Restate word for word the part of the material that runs from the line containing "Parse this screenshot: output" through its final line, inclusive, minus the pictures.

-*-

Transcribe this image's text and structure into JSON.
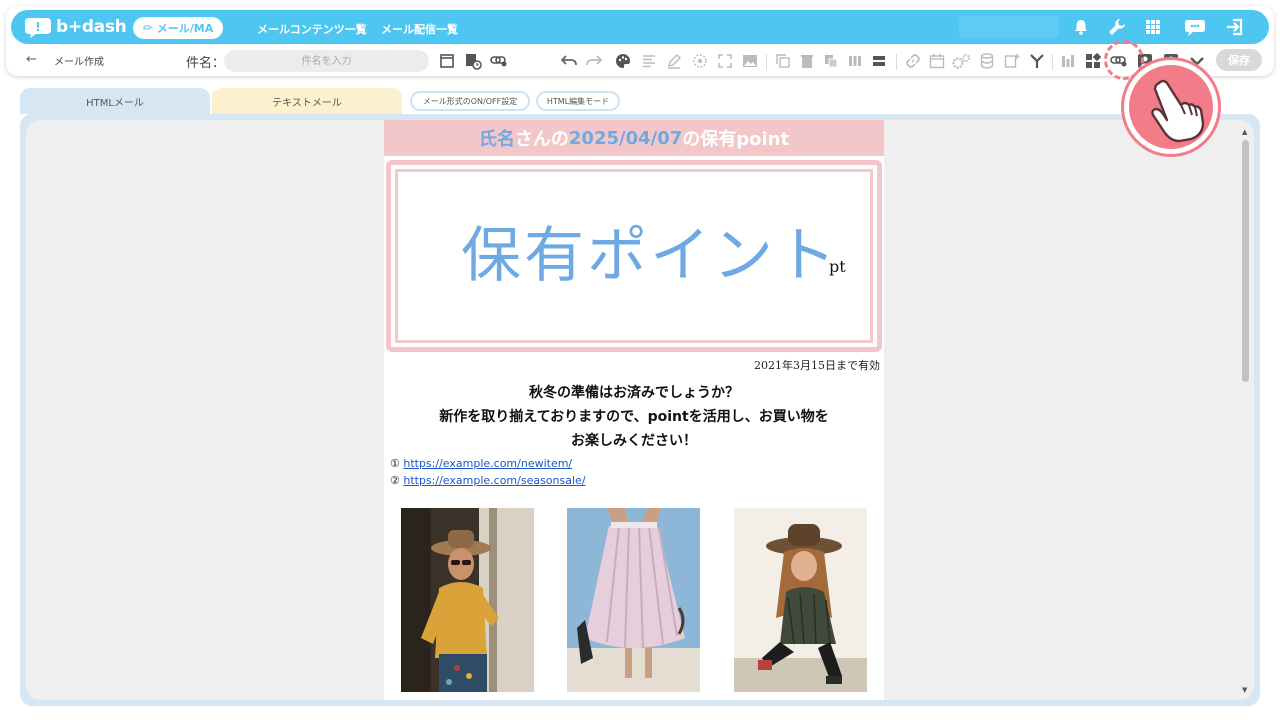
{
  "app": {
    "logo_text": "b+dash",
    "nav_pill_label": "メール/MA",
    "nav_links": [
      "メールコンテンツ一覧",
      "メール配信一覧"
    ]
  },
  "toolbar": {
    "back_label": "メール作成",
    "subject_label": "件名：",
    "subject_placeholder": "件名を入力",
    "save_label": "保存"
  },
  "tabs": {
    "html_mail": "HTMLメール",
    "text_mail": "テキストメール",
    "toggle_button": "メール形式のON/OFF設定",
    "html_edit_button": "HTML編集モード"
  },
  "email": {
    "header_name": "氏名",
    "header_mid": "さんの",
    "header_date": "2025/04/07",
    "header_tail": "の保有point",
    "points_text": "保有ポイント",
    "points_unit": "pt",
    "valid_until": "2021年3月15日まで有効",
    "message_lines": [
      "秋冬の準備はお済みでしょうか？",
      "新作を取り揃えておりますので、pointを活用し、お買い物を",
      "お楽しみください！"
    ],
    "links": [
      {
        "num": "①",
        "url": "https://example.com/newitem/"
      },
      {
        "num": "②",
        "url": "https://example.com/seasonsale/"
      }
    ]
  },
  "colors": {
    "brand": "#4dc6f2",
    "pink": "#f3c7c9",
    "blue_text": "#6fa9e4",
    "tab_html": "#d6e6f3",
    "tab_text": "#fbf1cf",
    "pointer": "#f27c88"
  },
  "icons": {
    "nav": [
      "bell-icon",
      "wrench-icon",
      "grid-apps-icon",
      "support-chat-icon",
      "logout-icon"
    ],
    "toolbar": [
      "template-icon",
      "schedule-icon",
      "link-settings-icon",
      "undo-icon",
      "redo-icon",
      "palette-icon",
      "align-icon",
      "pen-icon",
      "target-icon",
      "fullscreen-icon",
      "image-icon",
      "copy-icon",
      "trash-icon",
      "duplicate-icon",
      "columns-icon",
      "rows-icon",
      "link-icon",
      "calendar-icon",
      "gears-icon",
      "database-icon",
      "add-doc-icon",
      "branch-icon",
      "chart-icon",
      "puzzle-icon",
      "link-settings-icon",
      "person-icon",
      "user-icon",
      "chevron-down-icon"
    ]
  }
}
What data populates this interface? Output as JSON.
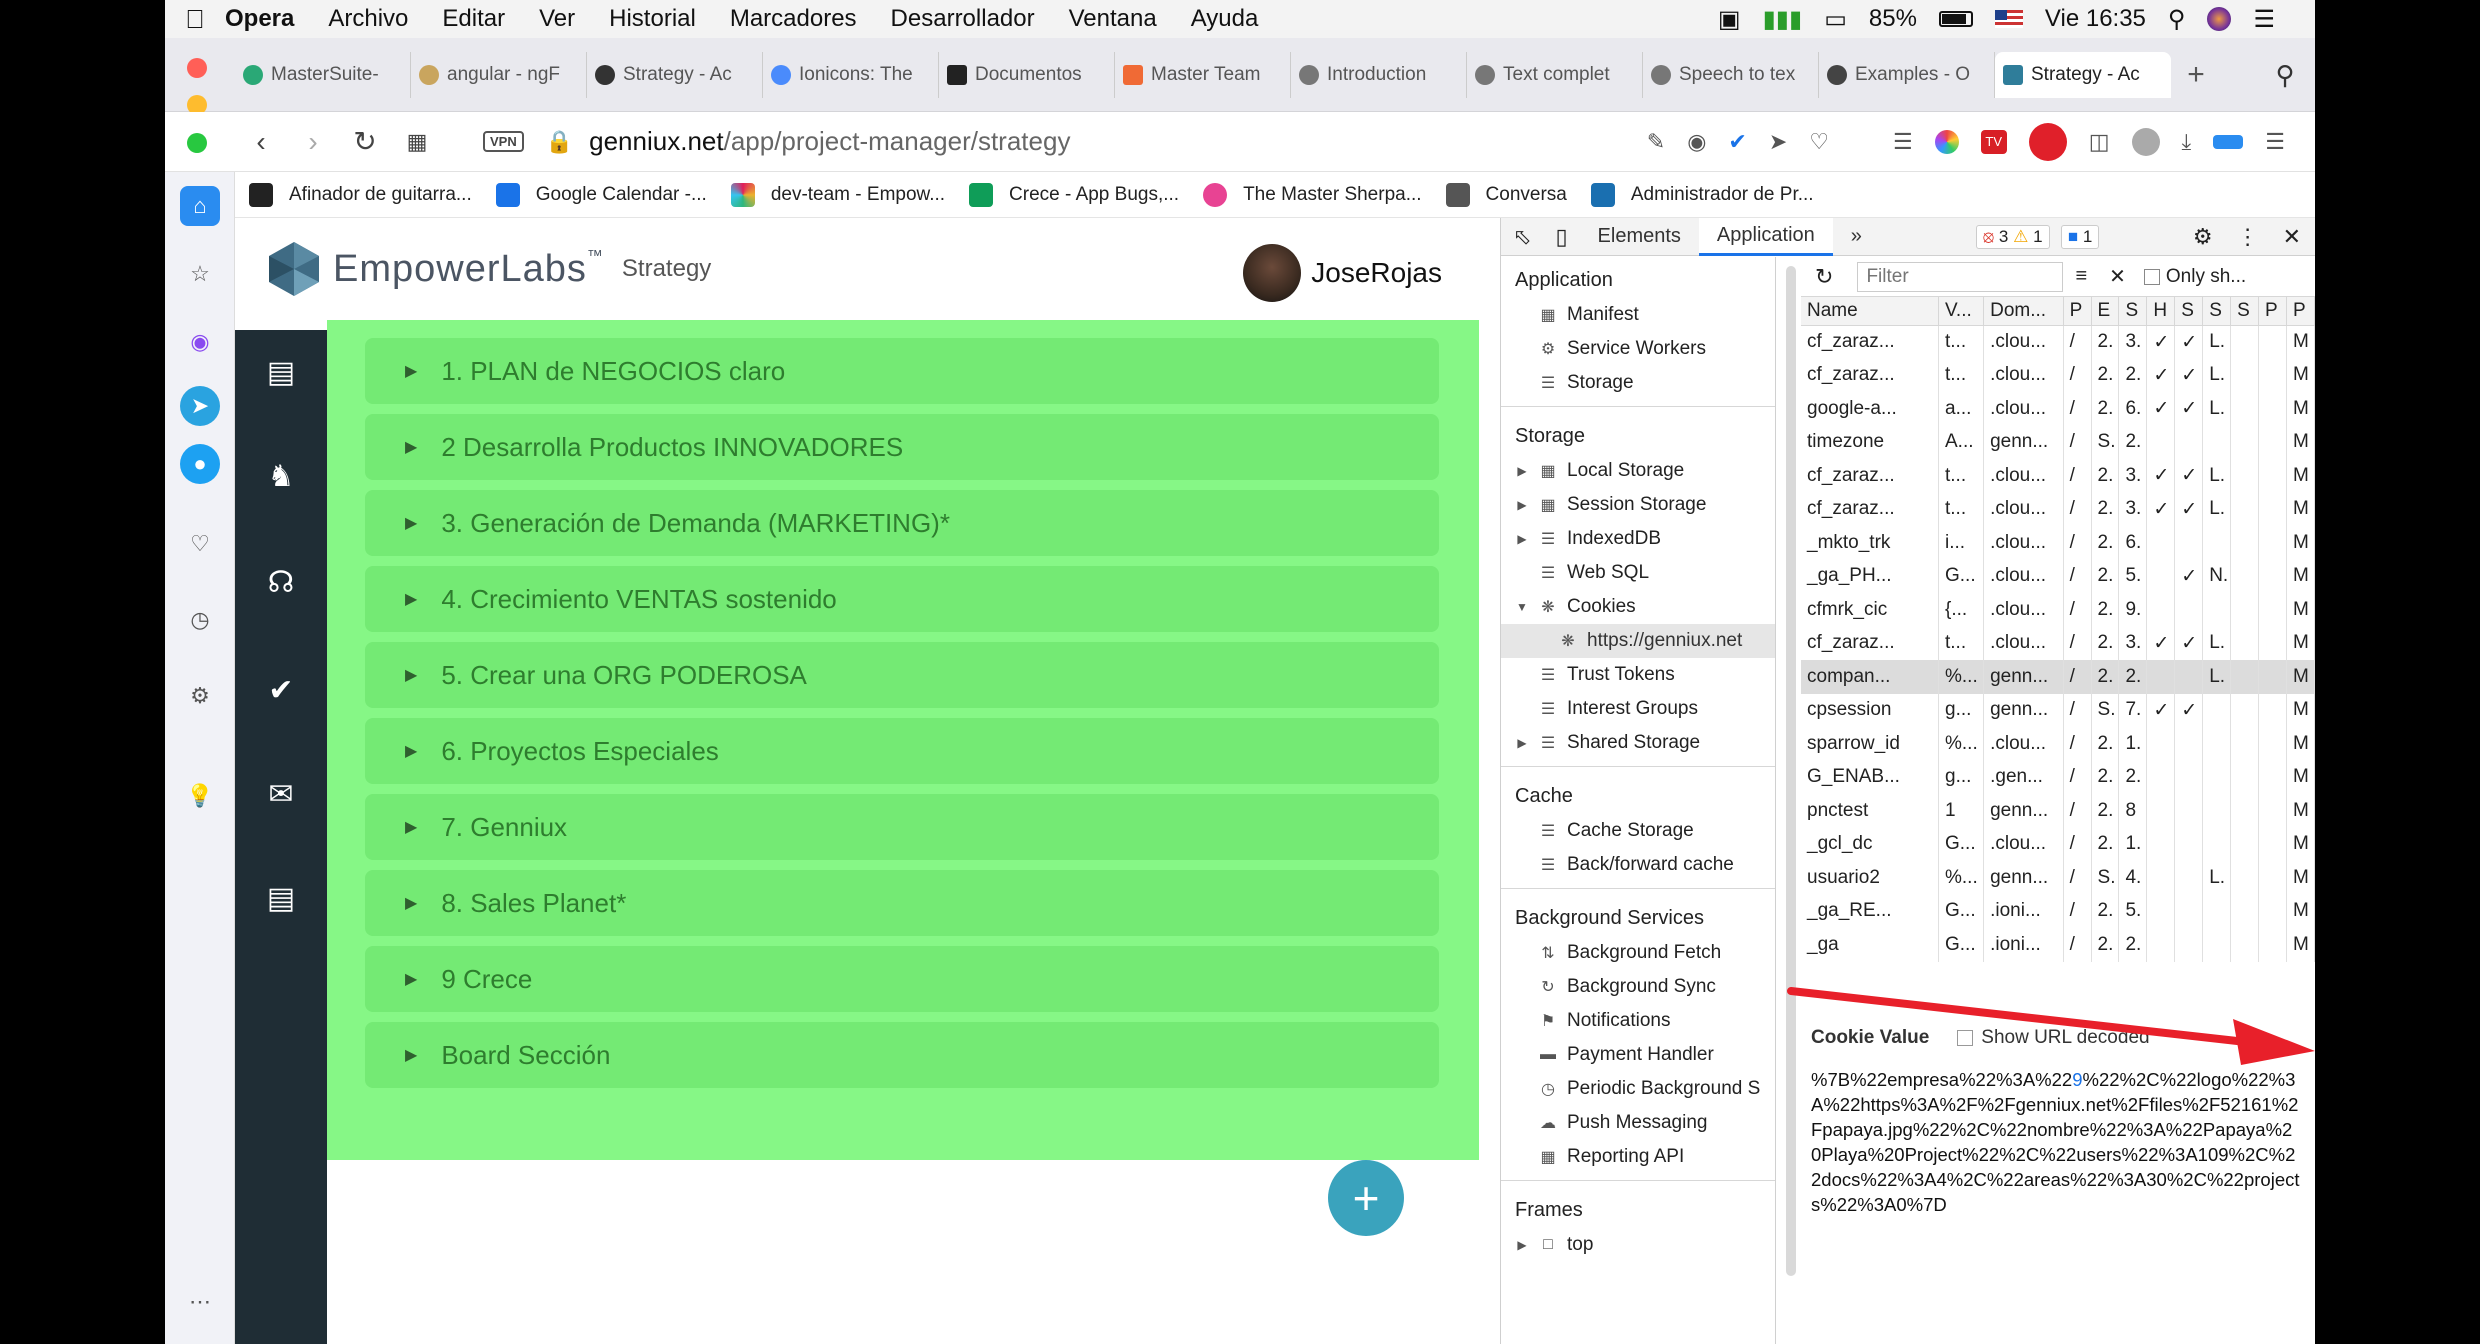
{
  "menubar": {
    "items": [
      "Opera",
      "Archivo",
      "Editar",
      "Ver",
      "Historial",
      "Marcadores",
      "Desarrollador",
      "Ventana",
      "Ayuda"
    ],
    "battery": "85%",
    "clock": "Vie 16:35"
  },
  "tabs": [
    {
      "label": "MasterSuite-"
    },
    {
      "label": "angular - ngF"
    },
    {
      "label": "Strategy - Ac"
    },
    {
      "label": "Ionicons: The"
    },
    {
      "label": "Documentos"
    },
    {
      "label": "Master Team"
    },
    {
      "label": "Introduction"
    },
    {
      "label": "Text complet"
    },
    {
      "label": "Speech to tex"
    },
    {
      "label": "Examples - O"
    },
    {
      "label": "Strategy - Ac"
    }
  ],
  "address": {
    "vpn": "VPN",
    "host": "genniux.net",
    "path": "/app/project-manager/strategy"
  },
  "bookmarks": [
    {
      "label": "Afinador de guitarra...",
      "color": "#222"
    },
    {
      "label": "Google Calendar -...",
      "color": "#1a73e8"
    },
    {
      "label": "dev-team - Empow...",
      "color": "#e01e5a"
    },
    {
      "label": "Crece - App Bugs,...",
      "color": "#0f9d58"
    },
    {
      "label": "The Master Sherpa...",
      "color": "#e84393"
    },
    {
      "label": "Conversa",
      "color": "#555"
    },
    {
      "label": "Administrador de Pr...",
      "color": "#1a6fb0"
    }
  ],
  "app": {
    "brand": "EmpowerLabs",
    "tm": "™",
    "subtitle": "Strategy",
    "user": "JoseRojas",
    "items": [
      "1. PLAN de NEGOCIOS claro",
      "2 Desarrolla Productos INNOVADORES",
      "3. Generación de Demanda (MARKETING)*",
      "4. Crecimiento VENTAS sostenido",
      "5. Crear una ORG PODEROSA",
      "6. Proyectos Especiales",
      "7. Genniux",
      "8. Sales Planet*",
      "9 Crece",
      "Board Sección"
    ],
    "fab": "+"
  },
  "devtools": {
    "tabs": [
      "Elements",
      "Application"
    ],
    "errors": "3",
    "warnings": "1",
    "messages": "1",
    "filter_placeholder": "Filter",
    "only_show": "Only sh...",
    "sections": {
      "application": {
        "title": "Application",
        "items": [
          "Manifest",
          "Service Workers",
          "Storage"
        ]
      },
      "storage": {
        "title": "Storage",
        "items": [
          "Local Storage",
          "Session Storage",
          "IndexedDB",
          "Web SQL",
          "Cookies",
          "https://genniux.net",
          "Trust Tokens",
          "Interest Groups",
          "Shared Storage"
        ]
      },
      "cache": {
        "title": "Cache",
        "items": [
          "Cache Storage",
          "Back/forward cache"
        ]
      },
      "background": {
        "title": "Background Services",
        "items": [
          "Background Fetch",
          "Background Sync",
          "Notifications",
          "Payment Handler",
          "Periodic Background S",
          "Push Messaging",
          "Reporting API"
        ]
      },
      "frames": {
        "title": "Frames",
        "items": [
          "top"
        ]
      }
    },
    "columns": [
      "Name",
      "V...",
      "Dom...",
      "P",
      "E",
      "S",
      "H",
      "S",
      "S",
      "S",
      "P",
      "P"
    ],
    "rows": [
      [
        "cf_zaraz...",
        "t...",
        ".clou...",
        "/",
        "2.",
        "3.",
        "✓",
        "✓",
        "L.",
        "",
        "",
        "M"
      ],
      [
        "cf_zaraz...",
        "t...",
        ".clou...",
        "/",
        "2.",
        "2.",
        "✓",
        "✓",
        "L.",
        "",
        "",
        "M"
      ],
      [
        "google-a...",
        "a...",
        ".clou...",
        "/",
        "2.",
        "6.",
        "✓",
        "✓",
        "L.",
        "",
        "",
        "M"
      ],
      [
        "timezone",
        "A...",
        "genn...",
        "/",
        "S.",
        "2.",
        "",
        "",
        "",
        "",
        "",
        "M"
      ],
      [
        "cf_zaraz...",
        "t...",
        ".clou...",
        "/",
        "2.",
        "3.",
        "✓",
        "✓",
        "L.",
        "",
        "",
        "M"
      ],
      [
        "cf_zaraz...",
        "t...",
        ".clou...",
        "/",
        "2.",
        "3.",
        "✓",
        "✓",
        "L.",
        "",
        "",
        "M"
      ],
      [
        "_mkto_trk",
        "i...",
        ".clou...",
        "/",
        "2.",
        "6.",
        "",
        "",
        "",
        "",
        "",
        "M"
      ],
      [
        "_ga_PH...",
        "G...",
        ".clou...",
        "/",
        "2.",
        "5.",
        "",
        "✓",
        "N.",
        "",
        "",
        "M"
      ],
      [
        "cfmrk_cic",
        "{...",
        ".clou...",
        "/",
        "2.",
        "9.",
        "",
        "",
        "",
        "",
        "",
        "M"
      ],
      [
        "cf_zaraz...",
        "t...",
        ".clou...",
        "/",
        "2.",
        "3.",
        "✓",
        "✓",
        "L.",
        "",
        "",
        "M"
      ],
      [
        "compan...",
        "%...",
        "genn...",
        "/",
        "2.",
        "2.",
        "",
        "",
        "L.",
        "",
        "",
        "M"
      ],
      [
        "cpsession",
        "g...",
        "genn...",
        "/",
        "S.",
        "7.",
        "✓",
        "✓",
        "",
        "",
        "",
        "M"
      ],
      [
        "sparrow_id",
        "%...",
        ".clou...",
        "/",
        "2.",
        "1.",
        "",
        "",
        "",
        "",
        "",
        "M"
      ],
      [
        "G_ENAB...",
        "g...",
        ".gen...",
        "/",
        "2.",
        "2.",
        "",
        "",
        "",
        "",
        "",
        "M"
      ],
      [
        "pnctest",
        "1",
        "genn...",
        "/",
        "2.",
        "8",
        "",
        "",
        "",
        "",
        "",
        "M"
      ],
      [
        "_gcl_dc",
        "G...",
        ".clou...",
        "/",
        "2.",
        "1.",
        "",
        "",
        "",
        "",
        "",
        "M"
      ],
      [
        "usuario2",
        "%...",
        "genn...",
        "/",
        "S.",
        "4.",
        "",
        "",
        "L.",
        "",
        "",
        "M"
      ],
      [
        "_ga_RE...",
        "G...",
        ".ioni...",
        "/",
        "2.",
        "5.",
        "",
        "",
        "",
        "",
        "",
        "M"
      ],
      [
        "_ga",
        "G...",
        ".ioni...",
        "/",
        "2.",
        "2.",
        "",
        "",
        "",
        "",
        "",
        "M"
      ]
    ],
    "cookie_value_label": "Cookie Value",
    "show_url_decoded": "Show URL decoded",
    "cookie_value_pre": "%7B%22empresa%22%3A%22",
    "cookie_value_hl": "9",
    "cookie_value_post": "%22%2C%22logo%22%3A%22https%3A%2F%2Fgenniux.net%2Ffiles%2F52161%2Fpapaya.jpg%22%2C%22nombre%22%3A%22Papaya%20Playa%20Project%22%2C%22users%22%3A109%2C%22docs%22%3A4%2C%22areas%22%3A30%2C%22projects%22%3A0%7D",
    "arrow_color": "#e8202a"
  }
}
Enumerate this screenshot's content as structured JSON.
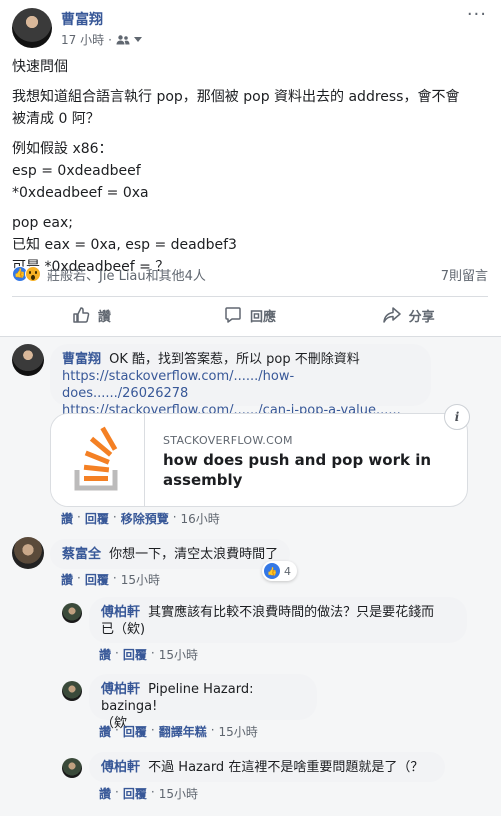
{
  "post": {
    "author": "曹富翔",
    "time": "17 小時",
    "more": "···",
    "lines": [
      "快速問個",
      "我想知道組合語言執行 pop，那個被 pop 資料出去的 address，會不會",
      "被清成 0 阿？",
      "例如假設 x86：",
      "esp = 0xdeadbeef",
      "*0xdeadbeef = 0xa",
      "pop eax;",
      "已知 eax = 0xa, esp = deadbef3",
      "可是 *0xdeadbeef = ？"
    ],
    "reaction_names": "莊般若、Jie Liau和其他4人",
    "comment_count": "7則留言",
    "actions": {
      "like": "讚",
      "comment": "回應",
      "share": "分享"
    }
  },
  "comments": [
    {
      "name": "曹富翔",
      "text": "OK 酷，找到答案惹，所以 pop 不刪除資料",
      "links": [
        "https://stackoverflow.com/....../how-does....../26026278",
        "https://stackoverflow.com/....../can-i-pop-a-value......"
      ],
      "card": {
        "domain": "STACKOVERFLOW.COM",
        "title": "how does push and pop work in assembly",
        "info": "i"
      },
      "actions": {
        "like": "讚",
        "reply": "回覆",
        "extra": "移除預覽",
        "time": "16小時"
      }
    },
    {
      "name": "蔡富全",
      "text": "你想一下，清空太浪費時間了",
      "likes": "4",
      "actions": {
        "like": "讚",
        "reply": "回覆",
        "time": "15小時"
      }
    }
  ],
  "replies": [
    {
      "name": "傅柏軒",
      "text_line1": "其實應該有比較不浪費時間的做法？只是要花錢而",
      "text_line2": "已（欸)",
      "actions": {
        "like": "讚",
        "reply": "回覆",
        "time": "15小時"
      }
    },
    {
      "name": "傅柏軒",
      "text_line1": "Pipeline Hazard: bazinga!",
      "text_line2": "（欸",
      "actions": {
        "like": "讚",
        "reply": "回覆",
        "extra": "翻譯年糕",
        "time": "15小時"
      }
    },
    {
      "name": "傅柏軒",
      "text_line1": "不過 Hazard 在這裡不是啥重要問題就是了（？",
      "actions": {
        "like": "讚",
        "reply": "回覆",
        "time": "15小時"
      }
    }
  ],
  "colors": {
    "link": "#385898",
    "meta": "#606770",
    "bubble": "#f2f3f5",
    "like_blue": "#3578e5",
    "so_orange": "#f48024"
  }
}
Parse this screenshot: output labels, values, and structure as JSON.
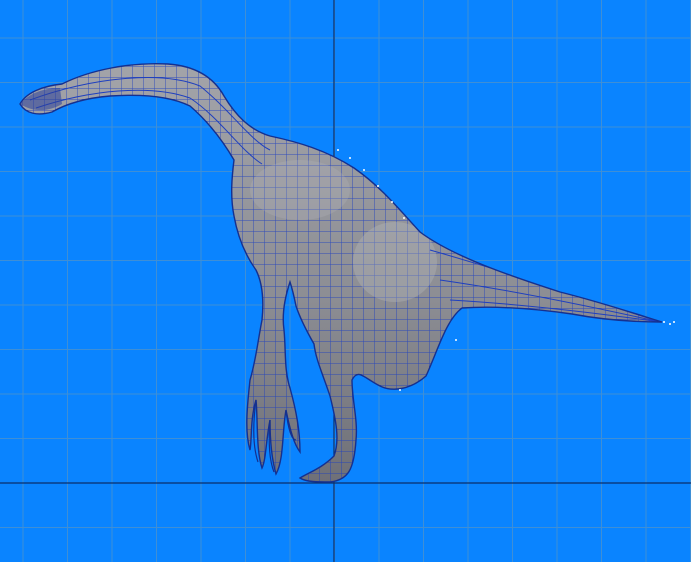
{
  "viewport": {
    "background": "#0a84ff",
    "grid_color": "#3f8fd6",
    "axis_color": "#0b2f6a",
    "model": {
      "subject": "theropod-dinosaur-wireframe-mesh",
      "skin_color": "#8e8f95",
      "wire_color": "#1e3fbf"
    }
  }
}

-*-

_TASK RESPONSE_.
Parse this screenshot: output labels, values, and structure as JSON.
{
  "viewport": {
    "background": "#0a84ff",
    "grid_color": "#3f8fd6",
    "axis_color": "#0b2f6a",
    "model": {
      "subject": "theropod-dinosaur-wireframe-mesh",
      "skin_color": "#8e8f95",
      "wire_color": "#1e3fbf"
    }
  }
}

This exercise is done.